Cecile: This is one of the most complicated issues that we deal with, because some of the anger that we’re seeing in the political realm right now is so hot that it’s obviously about a lot more than reproductive healthcare. We’re going through a time in this country where a lot of people have a fantasy about how the world used to be. They go back to some sort of illusory idea that everything was fine because moms were at home baking and dads were out working and all the kids were playing, and if we could just take back all of these abilities that women have now—to have a career, a family if they want, marry or not—we could return to that time. There’s a whole basket of these issues that are undergirding these angry men picketing our clinics and yelling at women. There’s something much deeper going on there. That’s part of the reason I’m really focused on this next generation because, and I see it in my own kids, there is so much of this that they don’t even understand. Whether it’s issues of sexuality or sexual preference and identity, it’s a whole new world. We are in the midst of this period—I don’t know how much longer it will last—where folks want to drag us back into a time in which folks were a lot more repressed. Yet I see this generation, these young men and women who are working as volunteers at Planned Parenthood or activists, and their vision of the next world is completely different. Obviously that’s very threatening for some folks, but history is on our side. It’s not going to go back, but there are going to be some painful times between now and then.

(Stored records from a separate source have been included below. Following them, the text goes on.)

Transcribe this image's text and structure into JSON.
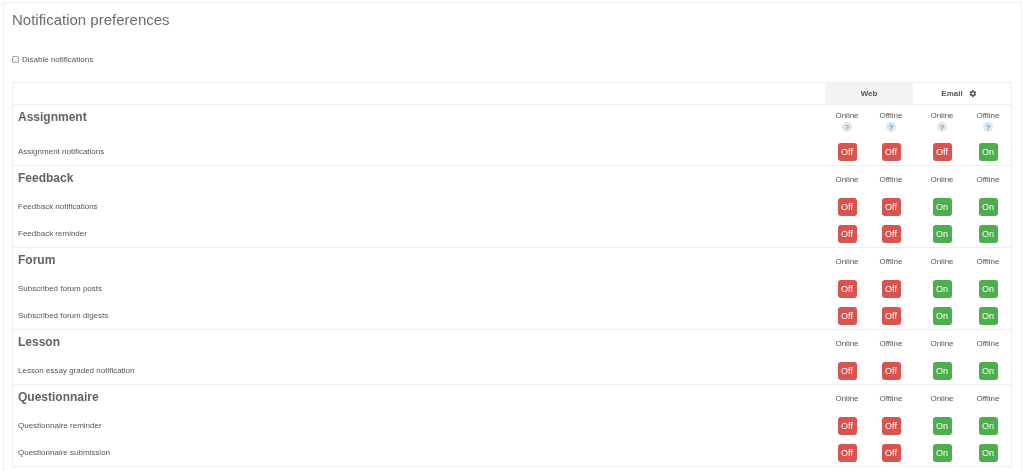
{
  "title": "Notification preferences",
  "disable": {
    "label": "Disable notifications",
    "checked": false
  },
  "processors": [
    {
      "label": "Web",
      "settings": false
    },
    {
      "label": "Email",
      "settings": true
    }
  ],
  "sections": [
    {
      "heading": "Assignment",
      "columns": [
        {
          "label": "Online",
          "help": "?"
        },
        {
          "label": "Offline",
          "help": "?"
        },
        {
          "label": "Online",
          "help": "?"
        },
        {
          "label": "Offline",
          "help": "?"
        }
      ],
      "items": [
        {
          "label": "Assignment notifications",
          "toggles": [
            {
              "label": "Off",
              "on": false
            },
            {
              "label": "Off",
              "on": false
            },
            {
              "label": "Off",
              "on": false
            },
            {
              "label": "On",
              "on": true
            }
          ]
        }
      ]
    },
    {
      "heading": "Feedback",
      "columns": [
        {
          "label": "Online"
        },
        {
          "label": "Offline"
        },
        {
          "label": "Online"
        },
        {
          "label": "Offline"
        }
      ],
      "items": [
        {
          "label": "Feedback notifications",
          "toggles": [
            {
              "label": "Off",
              "on": false
            },
            {
              "label": "Off",
              "on": false
            },
            {
              "label": "On",
              "on": true
            },
            {
              "label": "On",
              "on": true
            }
          ]
        },
        {
          "label": "Feedback reminder",
          "toggles": [
            {
              "label": "Off",
              "on": false
            },
            {
              "label": "Off",
              "on": false
            },
            {
              "label": "On",
              "on": true
            },
            {
              "label": "On",
              "on": true
            }
          ]
        }
      ]
    },
    {
      "heading": "Forum",
      "columns": [
        {
          "label": "Online"
        },
        {
          "label": "Offline"
        },
        {
          "label": "Online"
        },
        {
          "label": "Offline"
        }
      ],
      "items": [
        {
          "label": "Subscribed forum posts",
          "toggles": [
            {
              "label": "Off",
              "on": false
            },
            {
              "label": "Off",
              "on": false
            },
            {
              "label": "On",
              "on": true
            },
            {
              "label": "On",
              "on": true
            }
          ]
        },
        {
          "label": "Subscribed forum digests",
          "toggles": [
            {
              "label": "Off",
              "on": false
            },
            {
              "label": "Off",
              "on": false
            },
            {
              "label": "On",
              "on": true
            },
            {
              "label": "On",
              "on": true
            }
          ]
        }
      ]
    },
    {
      "heading": "Lesson",
      "columns": [
        {
          "label": "Online"
        },
        {
          "label": "Offline"
        },
        {
          "label": "Online"
        },
        {
          "label": "Offline"
        }
      ],
      "items": [
        {
          "label": "Lesson essay graded notification",
          "toggles": [
            {
              "label": "Off",
              "on": false
            },
            {
              "label": "Off",
              "on": false
            },
            {
              "label": "On",
              "on": true
            },
            {
              "label": "On",
              "on": true
            }
          ]
        }
      ]
    },
    {
      "heading": "Questionnaire",
      "columns": [
        {
          "label": "Online"
        },
        {
          "label": "Offline"
        },
        {
          "label": "Online"
        },
        {
          "label": "Offline"
        }
      ],
      "items": [
        {
          "label": "Questionnaire reminder",
          "toggles": [
            {
              "label": "Off",
              "on": false
            },
            {
              "label": "Off",
              "on": false
            },
            {
              "label": "On",
              "on": true
            },
            {
              "label": "On",
              "on": true
            }
          ]
        },
        {
          "label": "Questionnaire submission",
          "toggles": [
            {
              "label": "Off",
              "on": false
            },
            {
              "label": "Off",
              "on": false
            },
            {
              "label": "On",
              "on": true
            },
            {
              "label": "On",
              "on": true
            }
          ]
        }
      ]
    }
  ]
}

Erin: So what can we actually do to ensure we move forward?
Cecile: Well, taking action is critical because it’s about what you do and what you inspire others to do. This year is a perfect year for people who care about reproductive rights, care about birth control access, care about the issues that Planned Parenthood acts on to sign up to Women are Watching and be part of the process. They can post content, be part of the conversation that’s happening around this election. They can volunteer in the election, register folks to vote, let other people know. I think that women and young people are going to determine this election, so there is an enormous opportunity. I really believe that when we get our chance, the American people will show that we don’t want to live in the society that is being painted by some of the folks running for president. To me, there’s never been a better opportunity.
Erin: You briefly worked as the chief of staff to Nancy Pelosi; would you ever enter that arena again, the governmental side of it?
Cecile: I think not. I have been incredibly fortunate in my life to always get to work for things I feel passionately about and to really not compromise. There are people who are cut out for public service in government, but I feel like I can do so much more good where I am and that’s incredibly gratifying. I feel like this is the right place for me to be, but I also believe that folks in government—my mother included, when she was governor—are only as good as those of us on the outside force them to be or support them to be. That certainly has been my experience with President Obama and he famously said when he was elected, “If you want me to do something, make me do it.” We spend a lot of time doing that and that’s a really important role.